- Many animals, including cats and dolphins, can’t taste sweet things. It turns out that a large number of carnivores can’t taste sugars because they have non-working versions of the genes responsible for making sugar receptors on the tongue. [url]
- Researchers are working on developing artificial tongues that can mimic the human taste response to various flavors.
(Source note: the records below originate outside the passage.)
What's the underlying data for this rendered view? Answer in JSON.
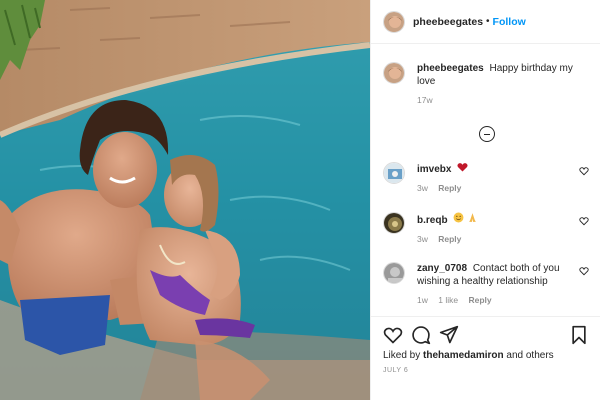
{
  "post": {
    "author": "pheebeegates",
    "follow_label": "Follow",
    "separator": "•",
    "caption": {
      "username": "pheebeegates",
      "text": "Happy birthday my love",
      "time": "17w"
    },
    "load_more_icon": "plus-circle-icon",
    "comments": [
      {
        "username": "imvebx",
        "text": "",
        "emoji": "heart-emoji",
        "time": "3w",
        "likes": "",
        "reply_label": "Reply"
      },
      {
        "username": "b.reqb",
        "text": "",
        "emoji": "smile-pray-emojis",
        "time": "3w",
        "likes": "",
        "reply_label": "Reply"
      },
      {
        "username": "zany_0708",
        "text": "Contact both of you wishing a healthy relationship",
        "time": "1w",
        "likes": "1 like",
        "reply_label": "Reply"
      }
    ],
    "actions": {
      "icons": [
        "heart-icon",
        "comment-icon",
        "share-icon",
        "bookmark-icon"
      ],
      "liked_by_prefix": "Liked by",
      "liked_by_user": "thehamedamiron",
      "liked_by_suffix": "and others",
      "date": "JULY 6"
    }
  },
  "colors": {
    "link_blue": "#0095f6",
    "muted_text": "#8e8e8e",
    "heart_red": "#c0182a",
    "border": "#efefef"
  }
}
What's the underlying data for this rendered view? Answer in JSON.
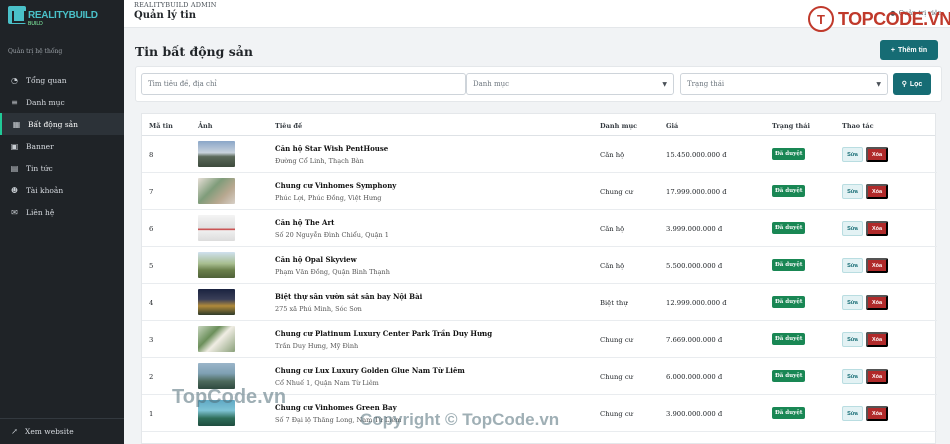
{
  "sidebar": {
    "brand_main": "REALITYBUILD",
    "brand_sub": "BUILD",
    "system_label": "Quản trị hệ thống",
    "items": [
      {
        "label": "Tổng quan",
        "icon": "gauge-icon"
      },
      {
        "label": "Danh mục",
        "icon": "layers-icon"
      },
      {
        "label": "Bất động sản",
        "icon": "building-icon"
      },
      {
        "label": "Banner",
        "icon": "image-icon"
      },
      {
        "label": "Tin tức",
        "icon": "newspaper-icon"
      },
      {
        "label": "Tài khoản",
        "icon": "users-icon"
      },
      {
        "label": "Liên hệ",
        "icon": "chat-icon"
      }
    ],
    "active_index": 2,
    "bottom_link": "Xem website"
  },
  "topbar": {
    "admin_label": "REALITYBUILD ADMIN",
    "title": "Quản lý tin",
    "user_label": "Quản trị viên"
  },
  "watermark": {
    "logo_text": "TOPCODE.VN",
    "bottom_left": "TopCode.vn",
    "bottom_center": "Copyright © TopCode.vn"
  },
  "page": {
    "title": "Tin bất động sản",
    "add_button": "Thêm tin"
  },
  "filter": {
    "search_placeholder": "Tìm tiêu đề, địa chỉ",
    "category_placeholder": "Danh mục",
    "status_placeholder": "Trạng thái",
    "filter_button": "Lọc"
  },
  "table": {
    "headers": {
      "id": "Mã tin",
      "image": "Ảnh",
      "title": "Tiêu đề",
      "category": "Danh mục",
      "price": "Giá",
      "status": "Trạng thái",
      "actions": "Thao tác"
    },
    "edit_label": "Sửa",
    "delete_label": "Xóa",
    "rows": [
      {
        "id": "8",
        "title": "Căn hộ Star Wish PentHouse",
        "address": "Đường Cổ Linh, Thạch Bàn",
        "category": "Căn hộ",
        "price": "15.450.000.000 đ",
        "status": "Đã duyệt"
      },
      {
        "id": "7",
        "title": "Chung cư Vinhomes Symphony",
        "address": "Phúc Lợi, Phúc Đồng, Việt Hưng",
        "category": "Chung cư",
        "price": "17.999.000.000 đ",
        "status": "Đã duyệt"
      },
      {
        "id": "6",
        "title": "Căn hộ The Art",
        "address": "Số 20 Nguyễn Đình Chiểu, Quận 1",
        "category": "Căn hộ",
        "price": "3.999.000.000 đ",
        "status": "Đã duyệt"
      },
      {
        "id": "5",
        "title": "Căn hộ Opal Skyview",
        "address": "Phạm Văn Đồng, Quận Bình Thạnh",
        "category": "Căn hộ",
        "price": "5.500.000.000 đ",
        "status": "Đã duyệt"
      },
      {
        "id": "4",
        "title": "Biệt thự sân vườn sát sân bay Nội Bài",
        "address": "275 xã Phú Minh, Sóc Sơn",
        "category": "Biệt thự",
        "price": "12.999.000.000 đ",
        "status": "Đã duyệt"
      },
      {
        "id": "3",
        "title": "Chung cư Platinum Luxury Center Park Trần Duy Hưng",
        "address": "Trần Duy Hưng, Mỹ Đình",
        "category": "Chung cư",
        "price": "7.669.000.000 đ",
        "status": "Đã duyệt"
      },
      {
        "id": "2",
        "title": "Chung cư Lux Luxury Golden Glue Nam Từ Liêm",
        "address": "Cổ Nhuế 1, Quận Nam Từ Liêm",
        "category": "Chung cư",
        "price": "6.000.000.000 đ",
        "status": "Đã duyệt"
      },
      {
        "id": "1",
        "title": "Chung cư Vinhomes Green Bay",
        "address": "Số 7 Đại lộ Thăng Long, Nam Từ Liêm",
        "category": "Chung cư",
        "price": "3.900.000.000 đ",
        "status": "Đã duyệt"
      }
    ]
  }
}
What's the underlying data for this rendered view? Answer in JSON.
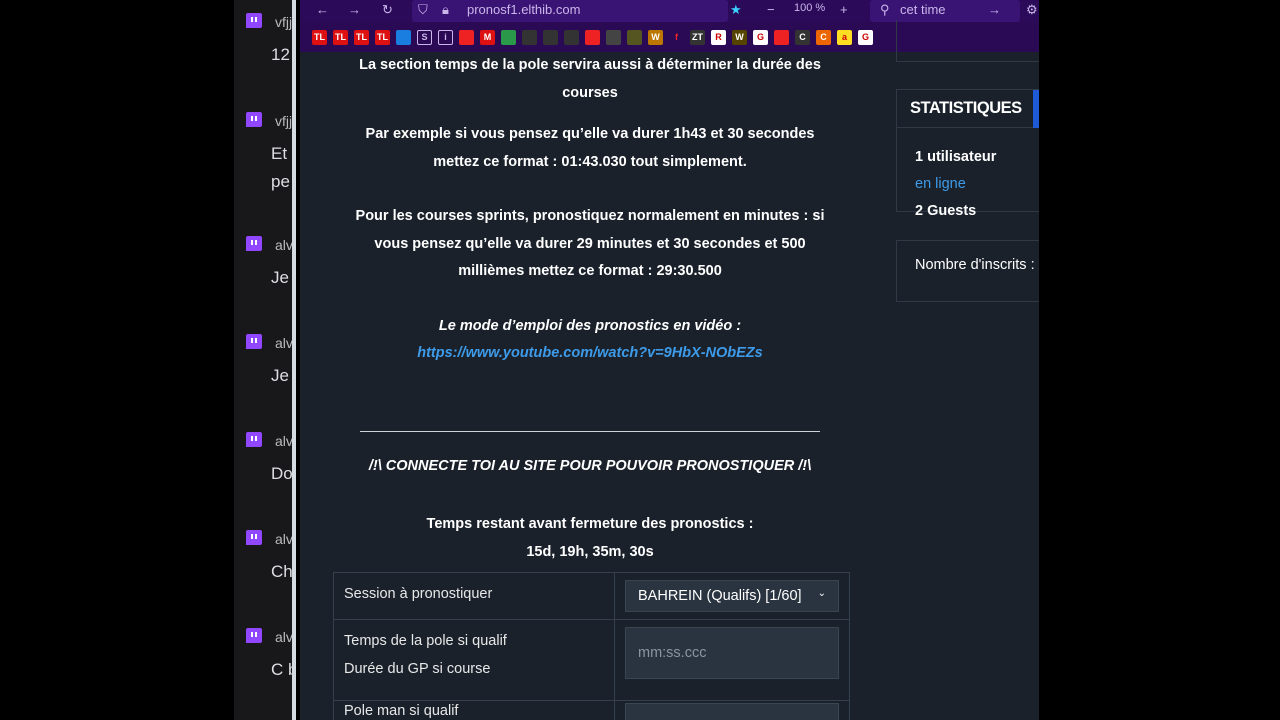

However, to fully reproduce the experience of taste requires the development of an artifical nose, because a large part of “taste” is actually due to smell. [url]
- The elusive “salt receptor” is unlike the receptors for all the other tastes, and figuring it out is complicated by the fact that sodium is essential for life but can kill you at high enough doses. (Apparently, it takes only a few mouthfuls of salt water from the Dead Sea to kill a person.) Researchers now believe that there are two receptors or mechanisms involved in tasting salt — one that makes salt desirable and another (the elusive one) that makes it undesirable at high concentrations. [url]
If you’d like to read more awesome and interesting stuff, check out this unrelated (but not entirely random!) Techdirt post.
Filed Under: carnivores, receptors, salty, senses, sweet, taste, tongue
Comments on “DailyDirt: Accounting For Taste”
dogs can taste sweet
cuz you gotta make sure they don’t get into antifreeze — it tastes sweet but it’s also toxic.
Re: dogs can taste sweet
One of the dangers of the advanced chemistry of the modern age is that we can create things that trick our bodies, bypassing the warning systems we have developed over millions of years of evolution.
In nature, very few sweet things are toxic. Lead is the only thing I can think off. Lead is delicious.
If you are concerned about antifreeze, only ethylene glycol is toxic. Propylene glycol, a common “marine antifreeze” or “non-toxic antifreeze” is also used a food additive, so use it instead and your pets will be fine. It doesn’t taste nearly as good as ethylene glycol does, but it wont kill you or your pets either.
Re: Re: dogs can taste sweet
“It doesn’t taste nearly as good as ethylene glycol does…”. How do you know this?
feline sweet tooth
Are they sure about cats not having sugar receptors? Because my fattest cat just climbed up on the table to scarf down maple-syrup-soaked pancakes. No bacon involved.